September 16, 2013

Mr. Ernie Hardeman: Mr. Speaker, my question is to the Premier. Premier, the International Plowing Match is taking place this week in Perth county, as you will know. My caucus colleagues and I are pleased to be attending and to meet with the people from rural Ontario. These people don’t ask for much and they certainly don’t get much from this government. One of the few programs that is available to them is the Rural Economic Development program. It is a program designed to assist businesses in communities in rural areas to succeed.

Premier, can you explain to the people of Ontario why you gave funds designated for rural communities to businesses in Toronto last week?

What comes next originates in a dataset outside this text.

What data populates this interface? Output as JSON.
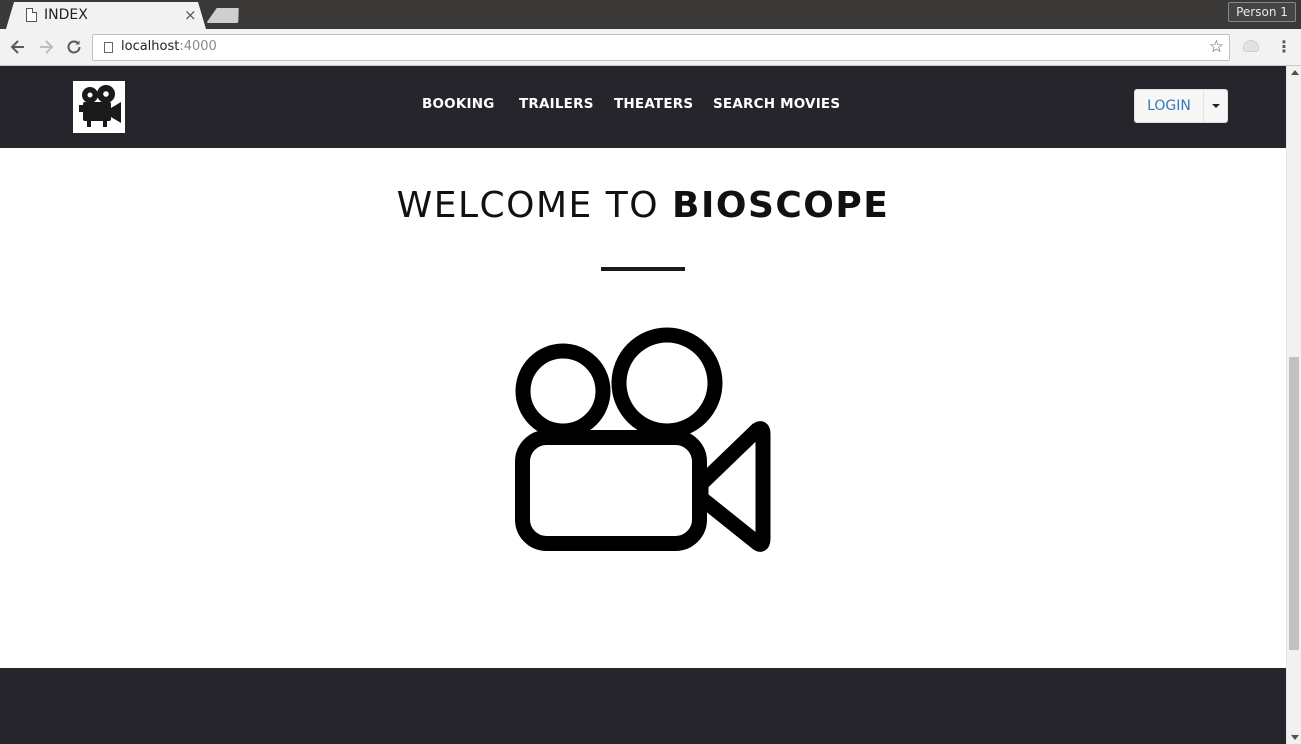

Hon. Kathleen O. Wynne: Mr. Speaker, I’m very pleased to have a question on agriculture and food from my critic. I think it’s fantastic. If it takes the International Plowing Match to get a question, so be it. It’s great.

I want to let him know that this morning I was at FoodShare in Toronto with farmers from all over the province talking about the $30-million investment that we’re going to be making in local food. That $30 million is going to support communities across the province, and it is an absolute priority of farmers and processors-so producers and processors-that, as a government, we support the local food movement and that we make sure that municipalities and communities across the province do everything they can to support local food. I’m very proud that we’re doing that.

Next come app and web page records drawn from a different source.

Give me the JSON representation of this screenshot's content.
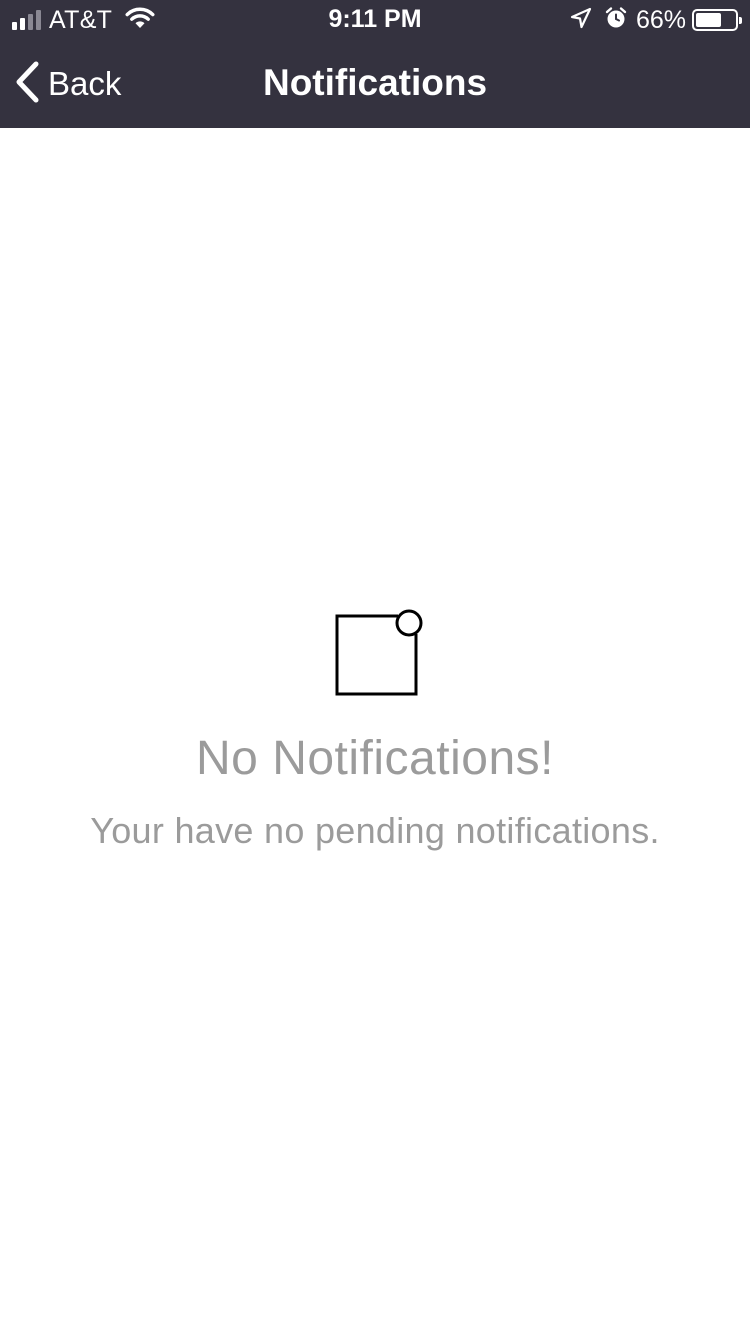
{
  "status_bar": {
    "carrier": "AT&T",
    "time": "9:11 PM",
    "battery_percent_text": "66%",
    "battery_level": 0.66,
    "signal_bars": {
      "active": 2,
      "total": 4
    },
    "icons": [
      "signal-icon",
      "wifi-icon",
      "location-arrow-icon",
      "alarm-icon",
      "battery-icon"
    ]
  },
  "navbar": {
    "back_label": "Back",
    "title": "Notifications",
    "background": "#34323f"
  },
  "empty_state": {
    "icon": "notification-badge-icon",
    "title": "No Notifications!",
    "subtitle": "Your have no pending notifications.",
    "text_color": "#9b9b9b"
  }
}
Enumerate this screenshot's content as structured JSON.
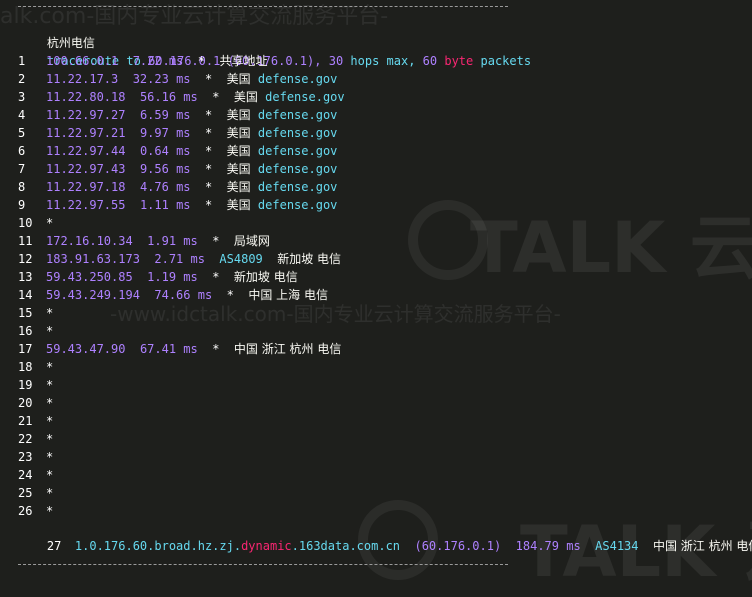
{
  "header": {
    "title": "杭州电信",
    "cmd": "traceroute",
    "to": "to",
    "target": "60.176.0.1",
    "target_paren": "(60.176.0.1),",
    "max_hops": "30",
    "hops_max": "hops max,",
    "size": "60",
    "byte": "byte",
    "packets": "packets"
  },
  "watermark": {
    "top_text": "alk.com-国内专业云计算交流服务平台-",
    "mid_text": "-www.idctalk.com-国内专业云计算交流服务平台-",
    "logo_text": "TALK 云说",
    "logo_text_bottom": "TALK 云"
  },
  "hops": [
    {
      "n": "1",
      "ip": "100.66.0.1",
      "ms": "7.22",
      "unit": "ms",
      "star": "*",
      "geo": "共享地址"
    },
    {
      "n": "2",
      "ip": "11.22.17.3",
      "ms": "32.23",
      "unit": "ms",
      "star": "*",
      "geo": "美国",
      "dom": "defense.gov"
    },
    {
      "n": "3",
      "ip": "11.22.80.18",
      "ms": "56.16",
      "unit": "ms",
      "star": "*",
      "geo": "美国",
      "dom": "defense.gov"
    },
    {
      "n": "4",
      "ip": "11.22.97.27",
      "ms": "6.59",
      "unit": "ms",
      "star": "*",
      "geo": "美国",
      "dom": "defense.gov"
    },
    {
      "n": "5",
      "ip": "11.22.97.21",
      "ms": "9.97",
      "unit": "ms",
      "star": "*",
      "geo": "美国",
      "dom": "defense.gov"
    },
    {
      "n": "6",
      "ip": "11.22.97.44",
      "ms": "0.64",
      "unit": "ms",
      "star": "*",
      "geo": "美国",
      "dom": "defense.gov"
    },
    {
      "n": "7",
      "ip": "11.22.97.43",
      "ms": "9.56",
      "unit": "ms",
      "star": "*",
      "geo": "美国",
      "dom": "defense.gov"
    },
    {
      "n": "8",
      "ip": "11.22.97.18",
      "ms": "4.76",
      "unit": "ms",
      "star": "*",
      "geo": "美国",
      "dom": "defense.gov"
    },
    {
      "n": "9",
      "ip": "11.22.97.55",
      "ms": "1.11",
      "unit": "ms",
      "star": "*",
      "geo": "美国",
      "dom": "defense.gov"
    },
    {
      "n": "10",
      "star": "*"
    },
    {
      "n": "11",
      "ip": "172.16.10.34",
      "ms": "1.91",
      "unit": "ms",
      "star": "*",
      "geo": "局域网"
    },
    {
      "n": "12",
      "ip": "183.91.63.173",
      "ms": "2.71",
      "unit": "ms",
      "asn": "AS4809",
      "geo": "新加坡 电信"
    },
    {
      "n": "13",
      "ip": "59.43.250.85",
      "ms": "1.19",
      "unit": "ms",
      "star": "*",
      "geo": "新加坡 电信"
    },
    {
      "n": "14",
      "ip": "59.43.249.194",
      "ms": "74.66",
      "unit": "ms",
      "star": "*",
      "geo": "中国 上海 电信"
    },
    {
      "n": "15",
      "star": "*"
    },
    {
      "n": "16",
      "star": "*"
    },
    {
      "n": "17",
      "ip": "59.43.47.90",
      "ms": "67.41",
      "unit": "ms",
      "star": "*",
      "geo": "中国 浙江 杭州 电信"
    },
    {
      "n": "18",
      "star": "*"
    },
    {
      "n": "19",
      "star": "*"
    },
    {
      "n": "20",
      "star": "*"
    },
    {
      "n": "21",
      "star": "*"
    },
    {
      "n": "22",
      "star": "*"
    },
    {
      "n": "23",
      "star": "*"
    },
    {
      "n": "24",
      "star": "*"
    },
    {
      "n": "25",
      "star": "*"
    },
    {
      "n": "26",
      "star": "*"
    }
  ],
  "last_hop": {
    "n": "27",
    "host_a": "1.0.176.60.broad.hz.zj.",
    "host_b": "dynamic",
    "host_c": ".163data.com.cn",
    "ip_paren": "(60.176.0.1)",
    "ms": "184.79",
    "unit": "ms",
    "asn": "AS4134",
    "geo": "中国 浙江 杭州 电信"
  }
}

Mr. Ernie Hardeman: Back to the Premier: Premier, it’s well and good what you did this morning. The question was about what you did last week.

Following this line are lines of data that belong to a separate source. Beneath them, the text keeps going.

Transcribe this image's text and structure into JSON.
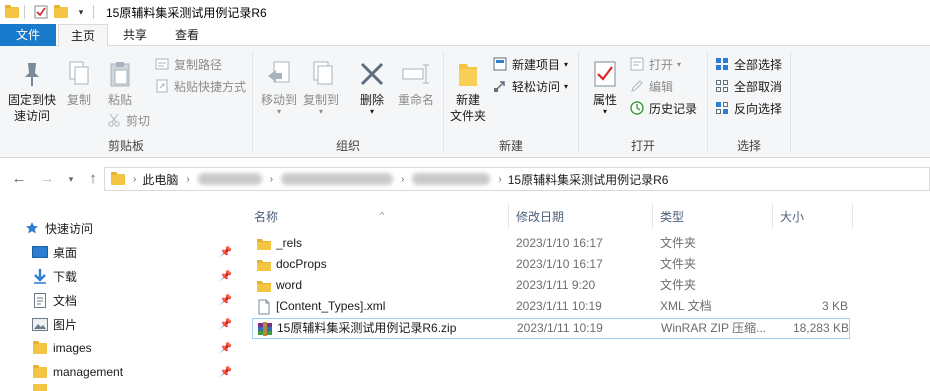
{
  "window": {
    "title": "15原辅料集采测试用例记录R6"
  },
  "tabs": [
    "文件",
    "主页",
    "共享",
    "查看"
  ],
  "ribbon": {
    "clipboard": {
      "pin_label_line1": "固定到快",
      "pin_label_line2": "速访问",
      "copy": "复制",
      "paste": "粘贴",
      "copy_path": "复制路径",
      "paste_shortcut": "粘贴快捷方式",
      "cut": "剪切",
      "group": "剪贴板"
    },
    "organize": {
      "move_to": "移动到",
      "copy_to": "复制到",
      "delete": "删除",
      "rename": "重命名",
      "group": "组织"
    },
    "new": {
      "new_folder_line1": "新建",
      "new_folder_line2": "文件夹",
      "new_item": "新建项目",
      "easy_access": "轻松访问",
      "group": "新建"
    },
    "open": {
      "properties": "属性",
      "open": "打开",
      "edit": "编辑",
      "history": "历史记录",
      "group": "打开"
    },
    "select": {
      "select_all": "全部选择",
      "select_none": "全部取消",
      "invert": "反向选择",
      "group": "选择"
    }
  },
  "address": {
    "root": "此电脑",
    "current": "15原辅料集采测试用例记录R6"
  },
  "nav": {
    "quick_access": "快速访问",
    "items": [
      {
        "label": "桌面",
        "icon": "desktop-icon"
      },
      {
        "label": "下载",
        "icon": "download-icon"
      },
      {
        "label": "文档",
        "icon": "document-icon"
      },
      {
        "label": "图片",
        "icon": "pictures-icon"
      },
      {
        "label": "images",
        "icon": "folder-icon"
      },
      {
        "label": "management",
        "icon": "folder-icon"
      }
    ]
  },
  "columns": {
    "name": "名称",
    "date": "修改日期",
    "type": "类型",
    "size": "大小"
  },
  "files": [
    {
      "name": "_rels",
      "date": "2023/1/10 16:17",
      "type": "文件夹",
      "size": "",
      "icon": "folder-icon"
    },
    {
      "name": "docProps",
      "date": "2023/1/10 16:17",
      "type": "文件夹",
      "size": "",
      "icon": "folder-icon"
    },
    {
      "name": "word",
      "date": "2023/1/11 9:20",
      "type": "文件夹",
      "size": "",
      "icon": "folder-icon"
    },
    {
      "name": "[Content_Types].xml",
      "date": "2023/1/11 10:19",
      "type": "XML 文档",
      "size": "3 KB",
      "icon": "xml-file-icon"
    },
    {
      "name": "15原辅料集采测试用例记录R6.zip",
      "date": "2023/1/11 10:19",
      "type": "WinRAR ZIP 压缩...",
      "size": "18,283 KB",
      "icon": "winrar-zip-icon"
    }
  ],
  "colors": {
    "file_tab": "#1979ca",
    "folder": "#f4c542",
    "selection_border": "#99d1ff"
  }
}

Premier, after six months as Minister of Agriculture, I would hope that you could recognize rural Ontario. Many of our rural communities desperately need jobs. Your spiralling hydro rates are forcing businesses to close. We’ve lost over 9,000 jobs because of your government’s decision on horse racing. And now you’re giving money from the Rural Economic Development program to businesses in Markham, Woodbridge and Toronto.

Premier, would you consider Woodbridge part of rural Ontario?

Hon. Kathleen O. Wynne: Let me just say that I understand that investment in rural Ontario is critical. The rural economic development fund, $4.5 million available this fiscal year-those dollars are helping rural municipalities. We also have invested, since 2003, $167 million in 418 projects, and, as I said, the local food fund-$30 million that we announced this morning.

But Mr. Speaker, the premise of the member’s question is that there is an unbridgeable divide between different parts of the province, that somehow promoting local food or supporting food processing in a suburban or an urban area does not support the agri-food industry. We are one Ontario; we work together. That is why we’re making investments in local food.

Mr. Ernie Hardeman: Back to the Premier: Premier, it’s obvious from your answer that you don’t understand the premise of this question. I’d like to read you a quote from the Rural Economic Development program guide. Under “Eligible applicant(s),” it says, “For the purposes of the RED program, `rural’ encompasses all of Ontario with the exception of the greater Toronto area (GTA) and eight large urban areas.” That’s fairly clear to me, so when those projects were approved, in fact, they did not comply with the RED program.

Now, I can tell you that at the plowing match tomorrow, no one will consider companies in Markham as part of rural Ontario-or from Woodbridge or Toronto. Could you tell me what percentage of the program you are actually spending in those larger municipalities that are not eligible for that program according to the rules you put in place?

Hon. Kathleen O. Wynne: Again, Mr. Speaker, I think that to suggest that investment in food processing is not part of investment in the agri-food sector and doesn’t support producers means that the member opposite just does not understand how that $34-billion industry works.

In 2012-13, the Ministry of Agriculture and Food’s program investments and service investments led to $503 million invested, and created and retained more than 2,400 jobs. We are making those investments to create jobs, Mr. Speaker, and to support the industry. That is what those programs and investments are intended to do.

I hope the member opposite will support the Local Food Act, Mr. Speaker. I hope the member understands that making those investments supports producers, supports food processors across the province, across one Ontario.